Access to Fracking Info — Still Bad — Improved by Non-Gov Web Initiatives

November 28, 2012

A geeky nonprofit watchdog group has done what government and private industry have failed to do; the group, SkyTruth, has made data about the ingredients in fracking fluid easily accessible to the public.

But lobbying by the gas and oil industry has limited how much the public can learn about toxic ingredients in fracking fluid, which can contaminate drinking water when wells fail or are sloppily completed.

The federal Safe Drinking Water Act (SDWA), under the "Halliburton exemption" passed with the 2005 Energy Bill, exempts fracking fluid ingredients from disclosure requirements. "Fracking" refers to an oil and gas production method that involves drilling horizontally into shale formations and injecting fluids at extremely high pressures to fracture them and release hydrocarbons. The fluids often contain toxics like benzene, a carcinogen, and the natural gas (methane) itself can be hazardous if it leaks into households.

Some states have required drillers to disclose some fracking fluid ingredients, but environmental groups complain that few require full disclosure.

"Two out of every three times oil and gas companies have publicly disclosed the chemicals in their hydraulic fracturing fluid, they've left something out," reports EnergyWire's Mike Soraghan. Soraghan used a commercial fracking database, PIVOT Upstream Group's D-Frac database, to track nondisclosure, typically based on claimed "trade secrets."

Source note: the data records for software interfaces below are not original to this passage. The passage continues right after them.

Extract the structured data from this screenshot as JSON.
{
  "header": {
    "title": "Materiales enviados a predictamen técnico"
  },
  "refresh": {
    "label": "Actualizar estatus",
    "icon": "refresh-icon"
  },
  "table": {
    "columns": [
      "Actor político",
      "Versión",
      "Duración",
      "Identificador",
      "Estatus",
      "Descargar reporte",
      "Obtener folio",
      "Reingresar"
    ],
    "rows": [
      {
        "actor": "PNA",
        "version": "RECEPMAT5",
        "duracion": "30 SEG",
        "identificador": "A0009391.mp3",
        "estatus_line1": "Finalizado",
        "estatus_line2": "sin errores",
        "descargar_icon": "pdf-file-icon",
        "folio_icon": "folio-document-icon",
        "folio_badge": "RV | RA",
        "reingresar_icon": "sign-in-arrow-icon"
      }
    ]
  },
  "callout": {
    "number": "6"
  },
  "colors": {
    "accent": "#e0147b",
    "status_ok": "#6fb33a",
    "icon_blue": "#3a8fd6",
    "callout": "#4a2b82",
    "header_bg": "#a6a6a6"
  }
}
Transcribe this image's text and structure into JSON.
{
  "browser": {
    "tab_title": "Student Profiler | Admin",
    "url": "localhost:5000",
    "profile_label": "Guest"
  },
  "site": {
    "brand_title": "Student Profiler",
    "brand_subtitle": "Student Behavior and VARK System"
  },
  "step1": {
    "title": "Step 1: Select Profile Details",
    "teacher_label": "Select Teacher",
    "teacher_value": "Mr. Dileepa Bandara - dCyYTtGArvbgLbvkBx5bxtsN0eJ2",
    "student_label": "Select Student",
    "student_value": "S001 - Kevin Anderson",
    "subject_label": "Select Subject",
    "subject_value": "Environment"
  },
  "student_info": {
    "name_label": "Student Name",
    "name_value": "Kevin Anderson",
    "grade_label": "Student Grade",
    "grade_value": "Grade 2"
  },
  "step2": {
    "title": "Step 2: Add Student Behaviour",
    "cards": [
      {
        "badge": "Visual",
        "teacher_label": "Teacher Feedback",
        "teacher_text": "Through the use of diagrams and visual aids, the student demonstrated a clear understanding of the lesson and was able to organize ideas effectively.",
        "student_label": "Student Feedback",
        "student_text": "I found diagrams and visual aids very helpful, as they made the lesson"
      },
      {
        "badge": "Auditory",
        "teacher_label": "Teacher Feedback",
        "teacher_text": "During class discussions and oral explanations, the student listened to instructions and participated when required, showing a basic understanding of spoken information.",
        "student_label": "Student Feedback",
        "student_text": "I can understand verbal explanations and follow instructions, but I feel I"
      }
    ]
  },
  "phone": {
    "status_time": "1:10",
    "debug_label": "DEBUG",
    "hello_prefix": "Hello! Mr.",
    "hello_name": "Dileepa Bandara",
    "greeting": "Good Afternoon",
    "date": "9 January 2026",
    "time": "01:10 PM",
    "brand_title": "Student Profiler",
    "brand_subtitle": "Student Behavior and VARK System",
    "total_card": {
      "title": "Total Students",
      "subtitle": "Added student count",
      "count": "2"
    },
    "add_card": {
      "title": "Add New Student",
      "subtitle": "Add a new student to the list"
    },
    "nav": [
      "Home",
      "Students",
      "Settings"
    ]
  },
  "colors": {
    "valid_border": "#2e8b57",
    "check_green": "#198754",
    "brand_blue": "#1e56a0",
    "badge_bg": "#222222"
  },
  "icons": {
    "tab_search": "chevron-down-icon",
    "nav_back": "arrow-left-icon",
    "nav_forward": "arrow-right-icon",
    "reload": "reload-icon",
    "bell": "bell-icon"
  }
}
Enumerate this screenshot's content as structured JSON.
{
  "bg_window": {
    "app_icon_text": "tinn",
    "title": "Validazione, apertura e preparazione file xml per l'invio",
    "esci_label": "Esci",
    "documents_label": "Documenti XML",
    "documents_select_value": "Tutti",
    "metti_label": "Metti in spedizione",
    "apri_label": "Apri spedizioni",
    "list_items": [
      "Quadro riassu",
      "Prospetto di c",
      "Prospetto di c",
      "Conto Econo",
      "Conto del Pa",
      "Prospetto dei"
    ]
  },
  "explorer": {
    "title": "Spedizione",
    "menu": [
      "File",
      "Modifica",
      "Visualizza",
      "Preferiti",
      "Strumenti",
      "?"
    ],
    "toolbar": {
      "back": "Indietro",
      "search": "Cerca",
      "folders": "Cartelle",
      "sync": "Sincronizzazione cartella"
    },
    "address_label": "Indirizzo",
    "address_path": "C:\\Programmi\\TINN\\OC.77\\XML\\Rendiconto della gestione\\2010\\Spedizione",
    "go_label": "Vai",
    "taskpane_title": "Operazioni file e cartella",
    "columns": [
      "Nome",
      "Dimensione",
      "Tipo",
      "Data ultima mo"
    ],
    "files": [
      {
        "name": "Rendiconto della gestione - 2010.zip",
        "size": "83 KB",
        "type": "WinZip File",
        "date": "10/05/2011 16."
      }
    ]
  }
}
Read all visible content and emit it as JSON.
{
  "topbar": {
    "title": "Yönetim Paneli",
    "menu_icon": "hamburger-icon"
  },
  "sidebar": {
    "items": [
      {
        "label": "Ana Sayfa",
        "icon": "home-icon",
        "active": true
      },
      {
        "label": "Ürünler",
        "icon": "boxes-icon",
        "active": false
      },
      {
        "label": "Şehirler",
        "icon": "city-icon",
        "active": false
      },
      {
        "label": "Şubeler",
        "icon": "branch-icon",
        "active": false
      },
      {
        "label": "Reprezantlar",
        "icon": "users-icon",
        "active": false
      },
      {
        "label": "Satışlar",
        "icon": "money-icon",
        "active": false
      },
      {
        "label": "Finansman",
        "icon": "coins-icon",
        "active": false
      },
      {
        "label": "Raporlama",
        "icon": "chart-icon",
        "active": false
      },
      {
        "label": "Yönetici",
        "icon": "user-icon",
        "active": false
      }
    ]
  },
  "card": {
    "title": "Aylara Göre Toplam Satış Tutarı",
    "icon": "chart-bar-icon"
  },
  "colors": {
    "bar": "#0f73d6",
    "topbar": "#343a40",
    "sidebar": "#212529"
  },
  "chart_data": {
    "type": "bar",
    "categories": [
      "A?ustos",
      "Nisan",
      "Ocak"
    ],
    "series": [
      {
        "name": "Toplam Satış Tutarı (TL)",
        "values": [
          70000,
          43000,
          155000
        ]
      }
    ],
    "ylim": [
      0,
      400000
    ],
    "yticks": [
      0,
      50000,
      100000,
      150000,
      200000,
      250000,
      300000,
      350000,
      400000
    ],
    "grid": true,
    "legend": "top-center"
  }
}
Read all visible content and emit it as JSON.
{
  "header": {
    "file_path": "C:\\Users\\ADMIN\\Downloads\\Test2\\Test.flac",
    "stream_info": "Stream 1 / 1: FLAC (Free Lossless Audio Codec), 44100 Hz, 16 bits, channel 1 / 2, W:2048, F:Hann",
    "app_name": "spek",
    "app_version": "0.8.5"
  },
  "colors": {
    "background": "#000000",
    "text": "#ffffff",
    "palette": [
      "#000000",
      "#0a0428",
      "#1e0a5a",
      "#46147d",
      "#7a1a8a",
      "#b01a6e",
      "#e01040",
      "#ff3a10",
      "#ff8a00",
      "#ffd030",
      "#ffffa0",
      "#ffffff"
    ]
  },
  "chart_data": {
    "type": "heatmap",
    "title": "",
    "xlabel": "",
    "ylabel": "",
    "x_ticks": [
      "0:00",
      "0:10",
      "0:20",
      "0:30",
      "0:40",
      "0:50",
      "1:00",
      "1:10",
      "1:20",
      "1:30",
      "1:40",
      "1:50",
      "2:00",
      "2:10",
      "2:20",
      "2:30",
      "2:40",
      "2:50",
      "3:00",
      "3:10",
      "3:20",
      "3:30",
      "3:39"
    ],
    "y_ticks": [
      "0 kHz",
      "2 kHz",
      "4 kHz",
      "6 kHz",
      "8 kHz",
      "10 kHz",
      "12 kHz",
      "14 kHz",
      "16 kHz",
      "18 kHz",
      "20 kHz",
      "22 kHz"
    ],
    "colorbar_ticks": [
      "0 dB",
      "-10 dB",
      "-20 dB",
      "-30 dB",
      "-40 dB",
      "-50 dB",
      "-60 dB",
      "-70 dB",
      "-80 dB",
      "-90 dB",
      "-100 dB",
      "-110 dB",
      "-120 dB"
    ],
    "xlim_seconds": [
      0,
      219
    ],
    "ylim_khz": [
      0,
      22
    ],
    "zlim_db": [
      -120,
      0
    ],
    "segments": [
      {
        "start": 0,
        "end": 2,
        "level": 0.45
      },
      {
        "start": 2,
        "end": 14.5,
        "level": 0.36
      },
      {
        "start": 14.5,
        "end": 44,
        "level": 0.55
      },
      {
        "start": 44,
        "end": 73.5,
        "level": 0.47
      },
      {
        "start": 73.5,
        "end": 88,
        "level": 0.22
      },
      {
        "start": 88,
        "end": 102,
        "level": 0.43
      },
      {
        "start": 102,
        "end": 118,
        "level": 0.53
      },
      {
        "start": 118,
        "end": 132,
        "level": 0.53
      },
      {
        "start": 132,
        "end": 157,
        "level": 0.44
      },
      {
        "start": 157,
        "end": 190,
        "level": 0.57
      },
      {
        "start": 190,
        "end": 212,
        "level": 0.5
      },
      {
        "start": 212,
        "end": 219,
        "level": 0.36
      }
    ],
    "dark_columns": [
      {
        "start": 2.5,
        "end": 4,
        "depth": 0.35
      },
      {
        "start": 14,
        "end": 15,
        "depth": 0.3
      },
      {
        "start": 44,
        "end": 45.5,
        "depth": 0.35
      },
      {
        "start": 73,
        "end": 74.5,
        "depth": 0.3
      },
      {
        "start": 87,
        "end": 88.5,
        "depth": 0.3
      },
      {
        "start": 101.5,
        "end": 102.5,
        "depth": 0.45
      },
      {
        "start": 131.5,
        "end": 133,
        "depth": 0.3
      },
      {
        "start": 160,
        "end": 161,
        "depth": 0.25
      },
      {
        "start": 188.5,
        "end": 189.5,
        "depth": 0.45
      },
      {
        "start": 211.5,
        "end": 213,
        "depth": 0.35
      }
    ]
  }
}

Industry groups have tried to head off calls for public disclosure of fracking ingredients by funding their own database of disclosed data — called FracFocus. But many users have criticized FracFocus as hard to use. SkyTruth's database takes the FracFocus data and makes it easier to search and use — and also allows users to download the whole dataset for their own projects.

Reporters trying to find out more about fracking impacts in their own areas may sometimes discover useful data in state-maintained databases based on the SDWA Underground Injection Control program. Even where fracking itself is exempt, waste disposal wells may offer clues.